### [Exercise goal]
Pull every line containing the word "kind" from the records.
====
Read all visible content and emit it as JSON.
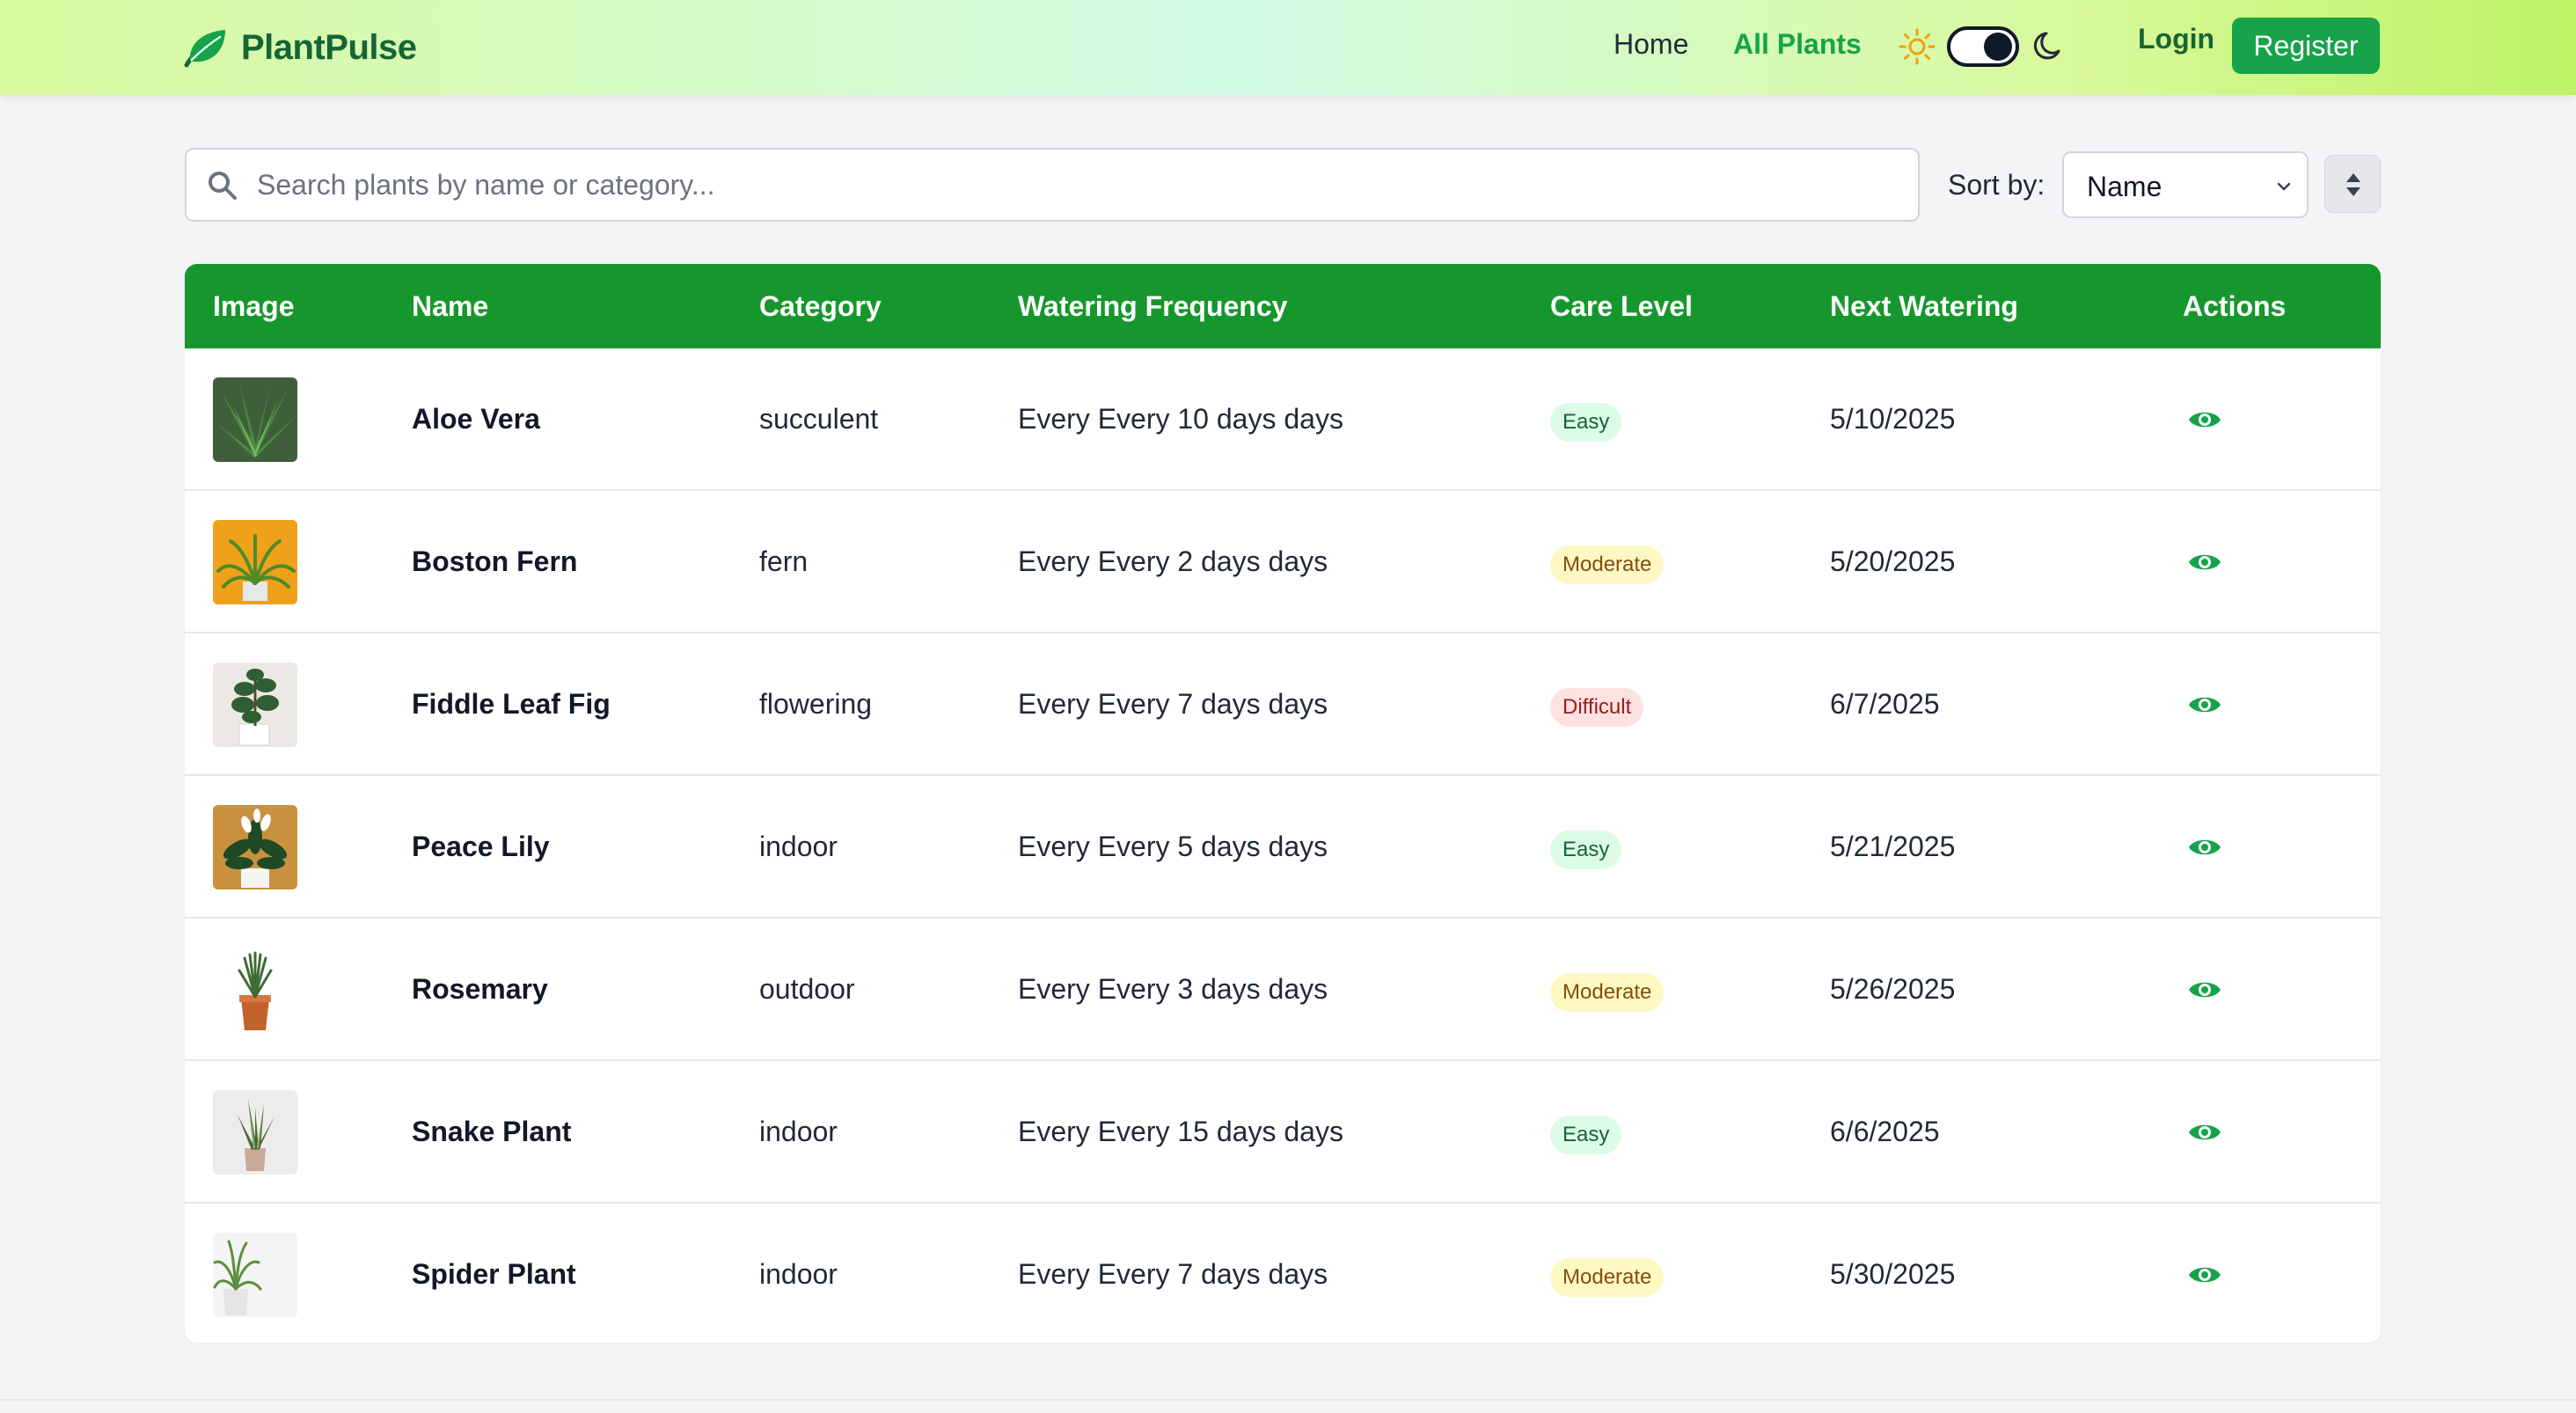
{
  "brand": {
    "name": "PlantPulse",
    "icon": "leaf-icon"
  },
  "nav": {
    "home": "Home",
    "all_plants": "All Plants",
    "login": "Login",
    "register": "Register",
    "theme_toggle": {
      "state": "dark",
      "icons": [
        "sun-icon",
        "moon-icon"
      ]
    }
  },
  "search": {
    "placeholder": "Search plants by name or category...",
    "value": ""
  },
  "sort": {
    "label": "Sort by:",
    "selected": "Name",
    "direction_icon": "sort-icon"
  },
  "table": {
    "headers": [
      "Image",
      "Name",
      "Category",
      "Watering Frequency",
      "Care Level",
      "Next Watering",
      "Actions"
    ],
    "rows": [
      {
        "name": "Aloe Vera",
        "category": "succulent",
        "watering": "Every Every 10 days days",
        "care": "Easy",
        "next": "5/10/2025"
      },
      {
        "name": "Boston Fern",
        "category": "fern",
        "watering": "Every Every 2 days days",
        "care": "Moderate",
        "next": "5/20/2025"
      },
      {
        "name": "Fiddle Leaf Fig",
        "category": "flowering",
        "watering": "Every Every 7 days days",
        "care": "Difficult",
        "next": "6/7/2025"
      },
      {
        "name": "Peace Lily",
        "category": "indoor",
        "watering": "Every Every 5 days days",
        "care": "Easy",
        "next": "5/21/2025"
      },
      {
        "name": "Rosemary",
        "category": "outdoor",
        "watering": "Every Every 3 days days",
        "care": "Moderate",
        "next": "5/26/2025"
      },
      {
        "name": "Snake Plant",
        "category": "indoor",
        "watering": "Every Every 15 days days",
        "care": "Easy",
        "next": "6/6/2025"
      },
      {
        "name": "Spider Plant",
        "category": "indoor",
        "watering": "Every Every 7 days days",
        "care": "Moderate",
        "next": "5/30/2025"
      }
    ]
  },
  "colors": {
    "brand_green": "#166534",
    "accent_green": "#16a34a",
    "header_green": "#16972d"
  }
}
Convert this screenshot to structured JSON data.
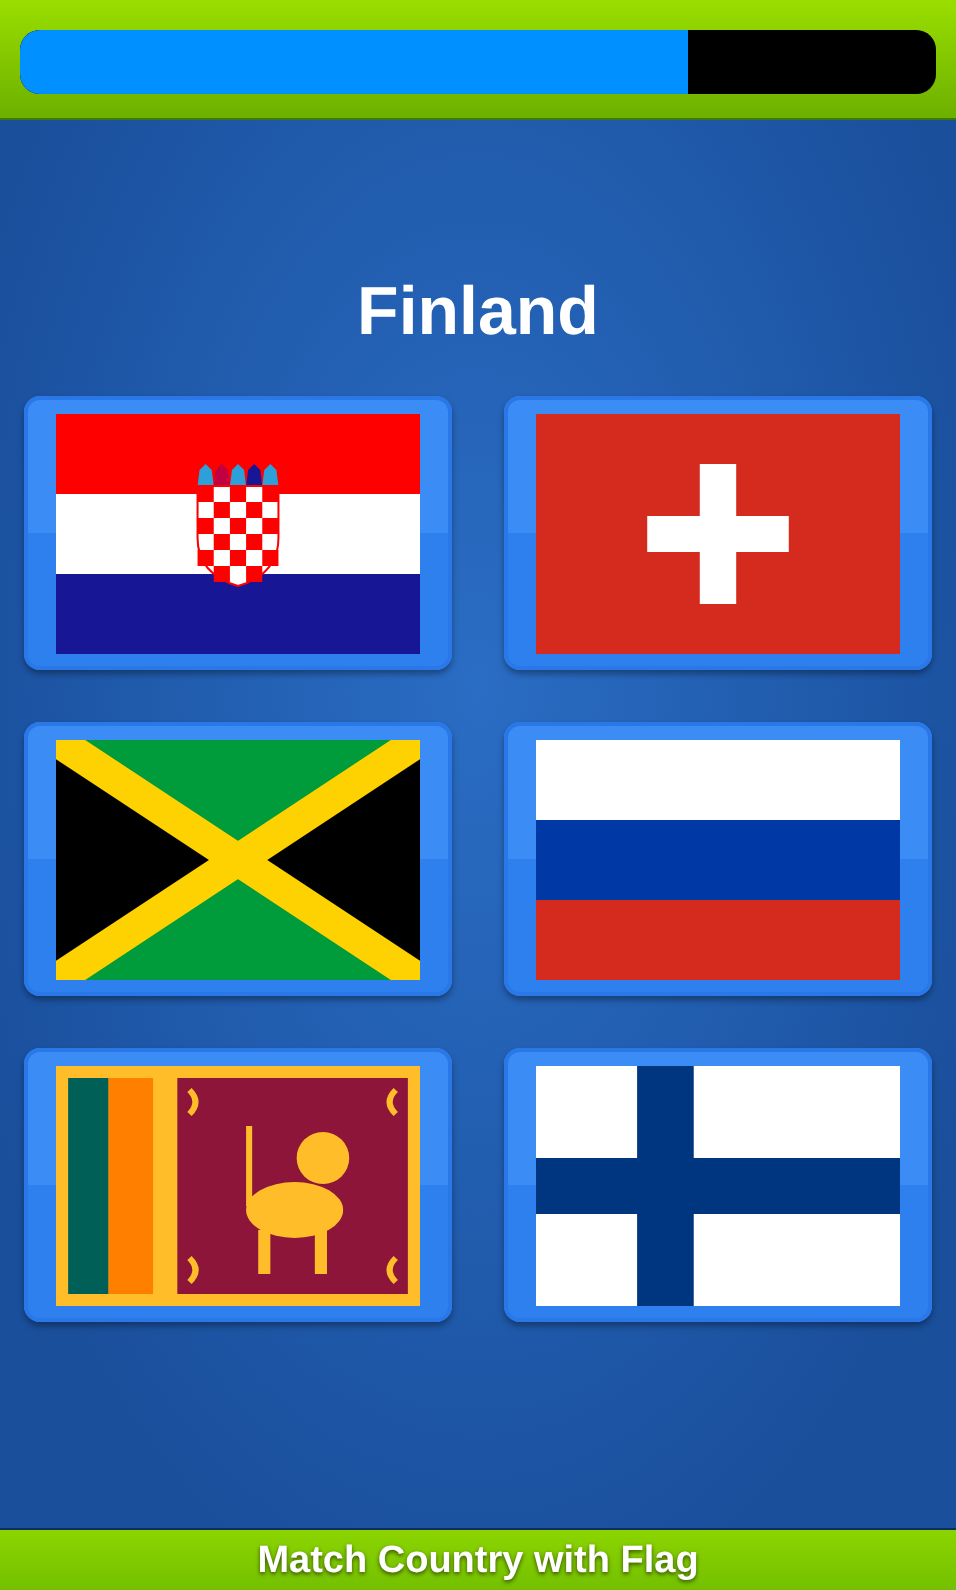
{
  "progress": {
    "level": 0.73
  },
  "question": "Finland",
  "options": [
    {
      "kind": "croatia"
    },
    {
      "kind": "switzerland"
    },
    {
      "kind": "jamaica"
    },
    {
      "kind": "russia"
    },
    {
      "kind": "sri-lanka"
    },
    {
      "kind": "finland"
    }
  ],
  "footer": "Match Country with Flag"
}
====
### [Your response]
      "kind": "croatia"
      "kind": "switzerland"
      "kind": "jamaica"
      "kind": "russia"
      "kind": "sri-lanka"
      "kind": "finland"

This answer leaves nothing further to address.